EMERGENCY: Fire Authority officials don't believe the outage was related to Y2K.
January 11, 2000
By JENIFER B. McKIM The Orange County Register
The Orange County Fire Authority on Monday was trying to determine why an expensive battery-powered backup system failed Sunday, causing a hectic 70-minute blackout at the authority's emergency dispatch center.
Fire Authority spokesman Paul Hunter said fire officials and representatives of the company responsible for the backup system called an "Uninterruptable Power System" will carry out testing this week to see what went wrong.
The system was installed in the early 1990s and was "very expensive," said Hunter, who was uncertain of the exact cost. Representatives of Liebert Corp., the system's maker, were not available for comment Monday.
The dispatch center went dark at 11:30 a.m. Sunday lights, computers and phone lines went dead. The center is used to dispatch firefighters and emergency medical technicians.
Six fire employees quickly implemented a contingency plan by hooking up a telephone attached to an outside line, booting up battery-powered laptop computers and using flashlights to see in the windowless room.

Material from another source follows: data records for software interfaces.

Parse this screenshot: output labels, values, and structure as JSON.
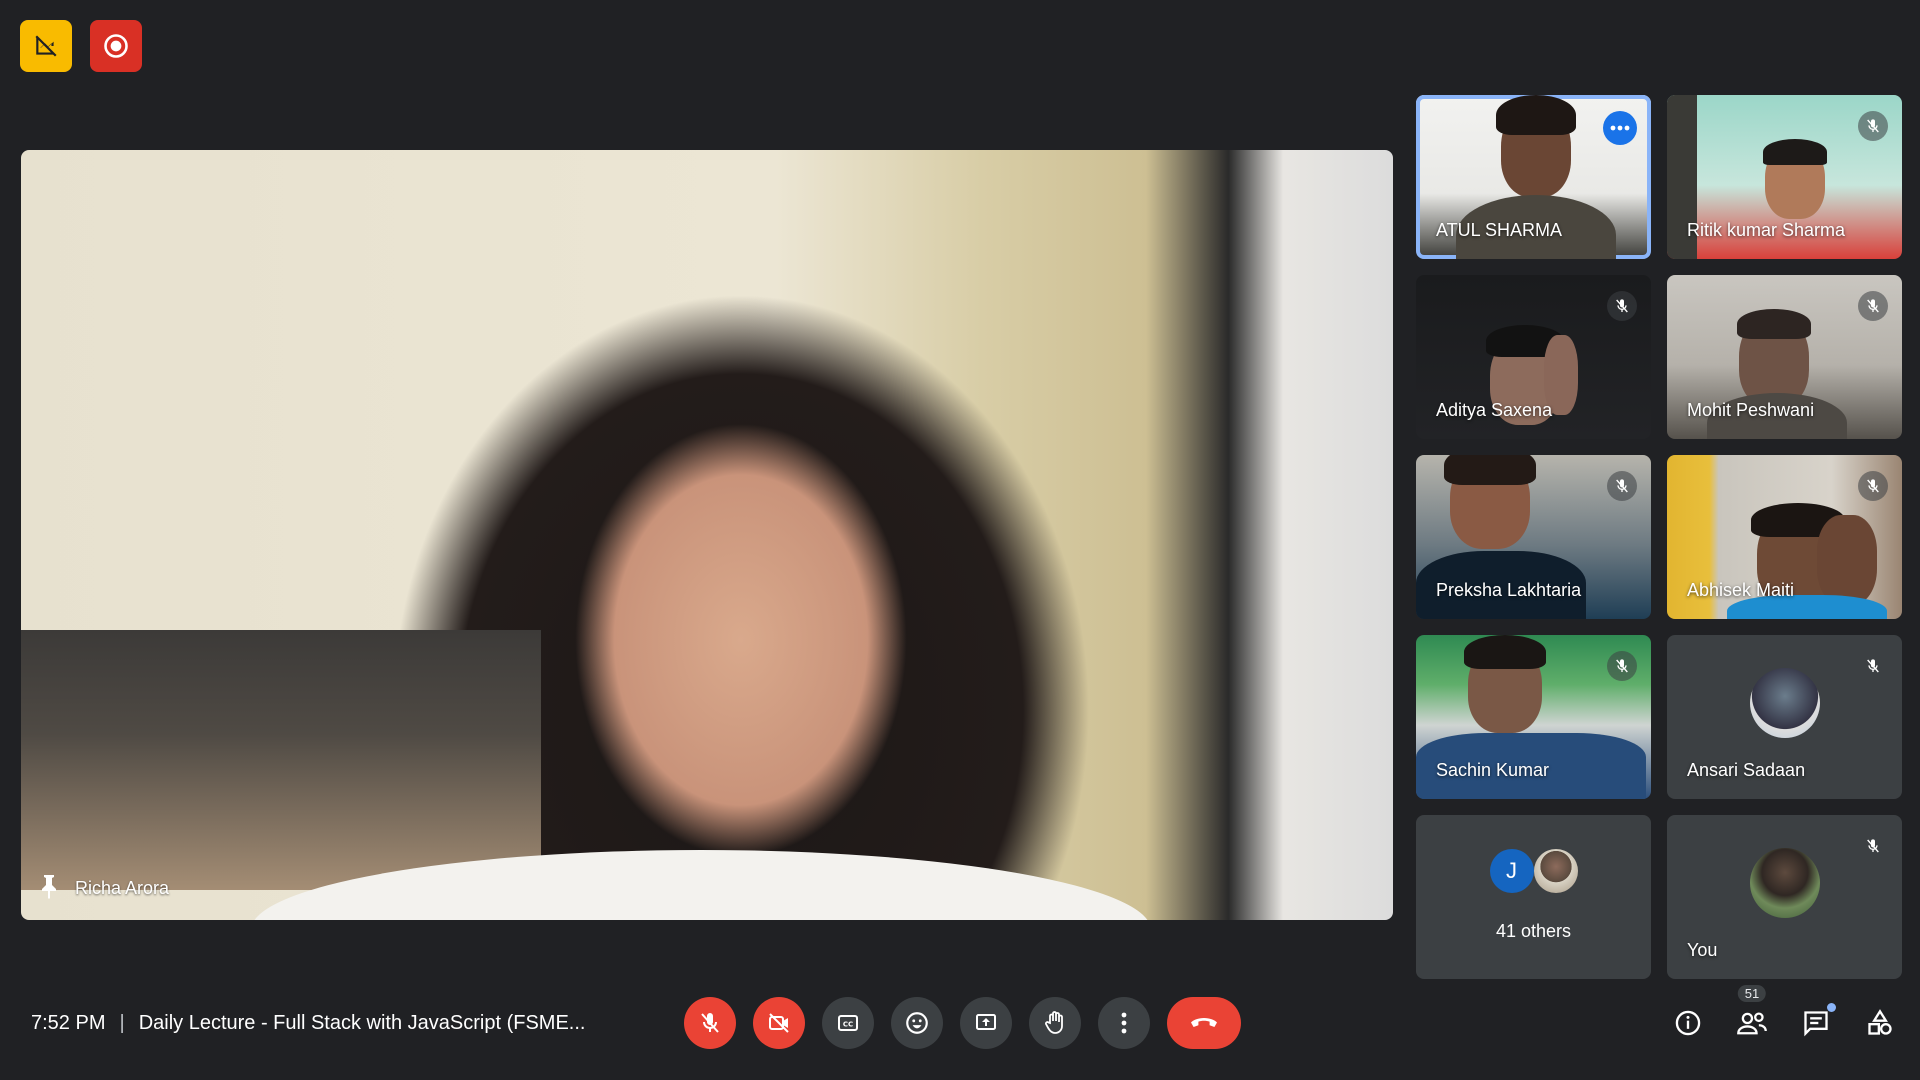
{
  "top": {
    "badges": [
      "data-saver-off-icon",
      "recording-icon"
    ],
    "colors": {
      "yellow": "#f9bb00",
      "red": "#d93025"
    }
  },
  "main_video": {
    "participant": "Richa Arora",
    "pinned": true
  },
  "participants": [
    {
      "name": "ATUL SHARMA",
      "speaking": true,
      "muted": false
    },
    {
      "name": "Ritik kumar Sharma",
      "muted": true
    },
    {
      "name": "Aditya Saxena",
      "muted": true
    },
    {
      "name": "Mohit Peshwani",
      "muted": true
    },
    {
      "name": "Preksha Lakhtaria",
      "muted": true
    },
    {
      "name": "Abhisek Maiti",
      "muted": true
    },
    {
      "name": "Sachin Kumar",
      "muted": true
    },
    {
      "name": "Ansari Sadaan",
      "muted": true
    }
  ],
  "others": {
    "initial": "J",
    "label": "41 others"
  },
  "self_tile": {
    "name": "You",
    "muted": true
  },
  "bottom_bar": {
    "time": "7:52 PM",
    "meeting_title": "Daily Lecture - Full Stack with JavaScript (FSME...",
    "participant_count": "51",
    "controls": [
      "mic-off-icon",
      "camera-off-icon",
      "captions-icon",
      "emoji-icon",
      "present-icon",
      "raise-hand-icon",
      "more-options-icon",
      "hang-up-icon"
    ],
    "right_controls": [
      "info-icon",
      "people-icon",
      "chat-icon",
      "activities-icon"
    ]
  },
  "colors": {
    "background": "#202124",
    "tile": "#3c4043",
    "danger": "#ea4335",
    "accent": "#8ab4f8",
    "speaking_blue": "#1a73e8"
  }
}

Hunter didn't believe the problems were Y2K-related because the agency carried out testing before the turn of the new year. He doubted the possibility of sabotage because only known people are allowed into the area.
"It freaks you out a little bit but it didn't affect anything," said Hunter. "The big deal is we are wondering why the backup system didn't work."

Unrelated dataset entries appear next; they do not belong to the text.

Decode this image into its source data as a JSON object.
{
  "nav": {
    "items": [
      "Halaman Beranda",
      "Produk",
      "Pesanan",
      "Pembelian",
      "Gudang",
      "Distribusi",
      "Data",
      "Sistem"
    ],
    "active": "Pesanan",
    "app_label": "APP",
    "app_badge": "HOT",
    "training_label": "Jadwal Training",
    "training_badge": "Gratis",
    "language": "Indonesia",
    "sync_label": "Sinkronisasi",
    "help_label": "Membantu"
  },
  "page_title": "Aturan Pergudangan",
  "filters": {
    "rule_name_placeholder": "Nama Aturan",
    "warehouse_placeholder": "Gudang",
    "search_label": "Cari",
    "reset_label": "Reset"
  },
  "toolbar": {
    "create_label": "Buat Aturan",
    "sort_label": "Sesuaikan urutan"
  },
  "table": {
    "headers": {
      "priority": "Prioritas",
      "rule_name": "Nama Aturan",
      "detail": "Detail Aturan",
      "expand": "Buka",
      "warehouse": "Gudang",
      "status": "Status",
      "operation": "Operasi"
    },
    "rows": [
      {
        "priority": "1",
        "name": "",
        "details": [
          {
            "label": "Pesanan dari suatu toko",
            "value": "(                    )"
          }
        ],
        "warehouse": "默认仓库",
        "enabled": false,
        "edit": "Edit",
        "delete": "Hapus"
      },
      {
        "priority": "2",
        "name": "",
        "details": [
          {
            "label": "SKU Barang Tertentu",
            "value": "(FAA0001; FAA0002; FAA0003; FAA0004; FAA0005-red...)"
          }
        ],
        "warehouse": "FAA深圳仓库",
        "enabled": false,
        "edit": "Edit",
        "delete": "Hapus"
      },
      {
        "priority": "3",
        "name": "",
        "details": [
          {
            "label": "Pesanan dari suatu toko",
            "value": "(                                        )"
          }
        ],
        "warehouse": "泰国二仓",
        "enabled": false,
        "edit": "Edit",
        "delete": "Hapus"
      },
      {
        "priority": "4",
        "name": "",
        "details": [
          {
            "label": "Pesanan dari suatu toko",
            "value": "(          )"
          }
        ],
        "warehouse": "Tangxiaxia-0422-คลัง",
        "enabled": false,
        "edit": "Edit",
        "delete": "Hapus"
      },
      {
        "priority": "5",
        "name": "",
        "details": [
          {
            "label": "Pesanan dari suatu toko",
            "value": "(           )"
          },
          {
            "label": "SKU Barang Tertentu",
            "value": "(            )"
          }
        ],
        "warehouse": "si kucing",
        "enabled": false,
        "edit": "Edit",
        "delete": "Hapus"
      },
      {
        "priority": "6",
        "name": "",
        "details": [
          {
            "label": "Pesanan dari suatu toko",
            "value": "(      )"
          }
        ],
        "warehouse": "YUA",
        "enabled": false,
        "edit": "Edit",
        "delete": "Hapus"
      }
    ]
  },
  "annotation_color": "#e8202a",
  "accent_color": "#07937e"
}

-- Homer Beanfang (Bats@inbellfry.com), January 11, 2000
January 10, 2000
Switching station caused 911 system to crash
TORONTO (CP) -- The emergency 911 telephone system east of the city was restored Monday afternoon after it was out of service for five hours. A problem at Bell Canada's switching station in Oshawa caused Durham region residents to have their phone line paralysed when they called the emergency number. Police publicized a backup number while the system was down and said no serious emergencies occurred while the problem was being fixed.
-- Homer Beanfang (Bats@inbellfry.com), January 11, 2000.
"Hunter didn't believe the problems were Y2K-related because the agency carried out testing before the turn of the new year."
While this would certainly reduce the possibility of a y2k-related error, how many IT professionals would argue that testing eliminates the possibility of error?
-- (RUOK@yesiam.com), January 11, 2000.